Whenever I make my 15-mile drive to the grocery store, even traveling at the posted speed limit of 55 mph, I am constantly being passed (via the oncoming lane), or tailgated until the highway splits to 2 lanes after 10 miles. While I understand the concept that “time is money,” this behavior just doesn’t make sense to me.
I admit to a somewhat wreckless time in my youth when the speed limit seemed like a nuisance that kept me from getting where I wanted to go as quickly as I wanted to go. But some time in my mid-twenties, I began to see how stupid I used to be and shudder at the chances I used to take.
Financial Reasons to Slow Down
- Save Gas
According to the California Energy Commission, “Vehicles lose roughly one percent in fuel economy for every mile per hour driven above 55 mph.”
- Speeding Tickets
In my aforementioned wreckless youth, I have been the recipient of 2 speeding tickets. My first (1999), for going 50 mph in a 35 mph zone, cost me $67. My second (2002), for going 30 in a 25 zone, was around $70. I don’t know how much speeding fines are these days, but I know they cost a lot more.
- Auto Insurance Rates

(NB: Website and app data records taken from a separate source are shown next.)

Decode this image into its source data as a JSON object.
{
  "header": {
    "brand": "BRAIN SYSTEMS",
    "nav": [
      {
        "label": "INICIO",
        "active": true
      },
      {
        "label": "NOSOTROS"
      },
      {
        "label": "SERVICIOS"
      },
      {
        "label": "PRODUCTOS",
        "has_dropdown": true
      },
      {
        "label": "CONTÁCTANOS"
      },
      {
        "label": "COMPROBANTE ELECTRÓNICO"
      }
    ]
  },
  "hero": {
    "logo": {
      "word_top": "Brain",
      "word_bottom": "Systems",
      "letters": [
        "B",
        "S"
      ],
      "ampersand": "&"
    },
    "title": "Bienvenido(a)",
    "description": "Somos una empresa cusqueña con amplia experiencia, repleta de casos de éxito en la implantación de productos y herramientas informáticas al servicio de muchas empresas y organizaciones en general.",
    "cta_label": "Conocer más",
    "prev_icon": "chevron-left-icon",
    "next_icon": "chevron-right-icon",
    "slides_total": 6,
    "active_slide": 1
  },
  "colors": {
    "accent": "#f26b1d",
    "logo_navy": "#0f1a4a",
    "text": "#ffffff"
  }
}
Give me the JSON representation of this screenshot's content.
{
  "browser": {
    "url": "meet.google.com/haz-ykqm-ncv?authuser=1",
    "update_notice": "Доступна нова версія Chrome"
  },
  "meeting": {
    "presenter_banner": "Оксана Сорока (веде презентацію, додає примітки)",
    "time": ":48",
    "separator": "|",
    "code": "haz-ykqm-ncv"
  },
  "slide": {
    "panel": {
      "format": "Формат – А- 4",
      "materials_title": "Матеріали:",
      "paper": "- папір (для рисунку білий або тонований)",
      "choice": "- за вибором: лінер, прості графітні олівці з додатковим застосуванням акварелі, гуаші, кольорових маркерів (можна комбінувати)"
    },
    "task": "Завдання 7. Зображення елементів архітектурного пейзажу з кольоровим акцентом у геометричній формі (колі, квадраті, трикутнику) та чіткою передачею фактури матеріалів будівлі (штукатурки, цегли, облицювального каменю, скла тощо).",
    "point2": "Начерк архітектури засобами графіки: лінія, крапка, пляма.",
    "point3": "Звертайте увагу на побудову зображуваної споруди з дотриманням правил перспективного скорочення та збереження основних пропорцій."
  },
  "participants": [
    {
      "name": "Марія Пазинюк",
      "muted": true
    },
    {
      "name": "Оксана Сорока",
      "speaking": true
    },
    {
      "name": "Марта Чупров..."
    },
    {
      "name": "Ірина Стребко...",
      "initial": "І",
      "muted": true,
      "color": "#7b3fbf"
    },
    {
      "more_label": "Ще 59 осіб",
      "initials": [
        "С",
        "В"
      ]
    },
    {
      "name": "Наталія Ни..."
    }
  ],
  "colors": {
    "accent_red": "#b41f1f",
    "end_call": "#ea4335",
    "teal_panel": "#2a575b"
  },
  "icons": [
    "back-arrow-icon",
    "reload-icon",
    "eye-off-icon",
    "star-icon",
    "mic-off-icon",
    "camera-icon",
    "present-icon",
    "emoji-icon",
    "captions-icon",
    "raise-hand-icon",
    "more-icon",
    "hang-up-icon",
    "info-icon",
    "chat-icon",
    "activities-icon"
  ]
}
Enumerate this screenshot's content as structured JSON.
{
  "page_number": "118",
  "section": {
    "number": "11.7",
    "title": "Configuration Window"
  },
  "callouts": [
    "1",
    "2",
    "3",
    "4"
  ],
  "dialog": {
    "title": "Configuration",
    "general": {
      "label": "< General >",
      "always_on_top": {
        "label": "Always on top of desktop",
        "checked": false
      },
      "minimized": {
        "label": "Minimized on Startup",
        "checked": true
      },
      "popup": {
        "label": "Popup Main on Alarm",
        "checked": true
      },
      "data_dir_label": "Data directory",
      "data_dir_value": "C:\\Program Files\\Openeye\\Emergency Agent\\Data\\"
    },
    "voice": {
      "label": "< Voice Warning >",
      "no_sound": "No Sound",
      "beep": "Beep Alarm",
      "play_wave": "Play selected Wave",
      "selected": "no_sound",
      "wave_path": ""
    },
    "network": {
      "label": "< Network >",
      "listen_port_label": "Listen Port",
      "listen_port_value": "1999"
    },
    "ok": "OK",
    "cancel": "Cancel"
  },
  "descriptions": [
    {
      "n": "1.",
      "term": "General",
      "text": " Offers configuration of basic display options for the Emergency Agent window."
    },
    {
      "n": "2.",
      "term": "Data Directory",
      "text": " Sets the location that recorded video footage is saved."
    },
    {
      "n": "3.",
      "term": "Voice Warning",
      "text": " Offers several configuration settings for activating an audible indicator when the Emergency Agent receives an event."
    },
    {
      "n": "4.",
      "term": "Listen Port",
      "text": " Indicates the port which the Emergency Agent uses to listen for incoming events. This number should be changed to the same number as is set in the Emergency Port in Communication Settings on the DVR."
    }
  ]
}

Traffic violations and accidents, even if you’re not at fault, will raise your auto insurance premiums.
- Risk of Accidents
Even if you’re insured, an accident will most likely cost you money in the form of repairs and deductibles. If you injure someone or damage someone’s property, it could potentially cost you a fortune in legal and liability costs.
- Auto Maintenance
The less wear-and-tear you put on your car, the longer it’ll last and the fewer repairs it’ll need.
Health Reasons to Slow Down
- Reduce Chances of Serious and Permanent Injury
Is the risk of an injury that will impact many years – if not the rest – of your life worth getting wherever you’re going 5 minutes faster?
- Reduce Stress
Driving at high speeds is stressful. Whenever I drive at speeds over 55 or 60 mph – even when within the speed limit – I find my body tension level significantly increased. My back and legs are often sore when I arrive at my destination. We already have enough stress in our daily lives, why add more?
Moral Reasons to Slow Down
- Injury to Others
This includes other motorists, pedestrians, children and pets. Injuring, or worse, accidentally killing, someone or someone’s pet would affect more than your own life.
- Your Loved Ones
What would happen to your loved ones – children, spouse, parents and others who care about and depend on you – if you were seriously injured or killed in an accident?
Maybe because I drive very little these days – a few times a month to run errands – I am more conscious of the dangers of driving. Every time I leave my house, I am acutely aware of the fact that anything can happen. I don’t have human children, but I have a dog that I care about more than anything, and I remind myself that getting to the store 5 minutes faster is not worth the risk of my not being here to take care of him.
I know we live in a busy age where everyone has 30 hours’ worth of things to get done within a 24-hour day. But is it really worth it to jeopardize our safety, risk accidents, fines and more to get there faster? Try to leave earlier. If you can’t get everywhere you need to without speeding, then maybe you need make some changes. Easier said than done, I know, especially if it’s work related, but speed limits are there for a reason.
When I was younger, I used feel like I was being rude if I was holding people up, even if I was already going over the speed limit. But, not anymore. I drive the posted speed limit not only because it’s the law, but because it’s the smart and responsible thing to do. I will not be made to feel guilty or like a “prude” for driving the speed limit. I won’t increase my risks just so others behind me can satisfy their need for speed.
- Yahoo Finance: Slow Down a Little, Save a Lot of Gas
- California Energy Commission: Slow It Down to Save Gas and Money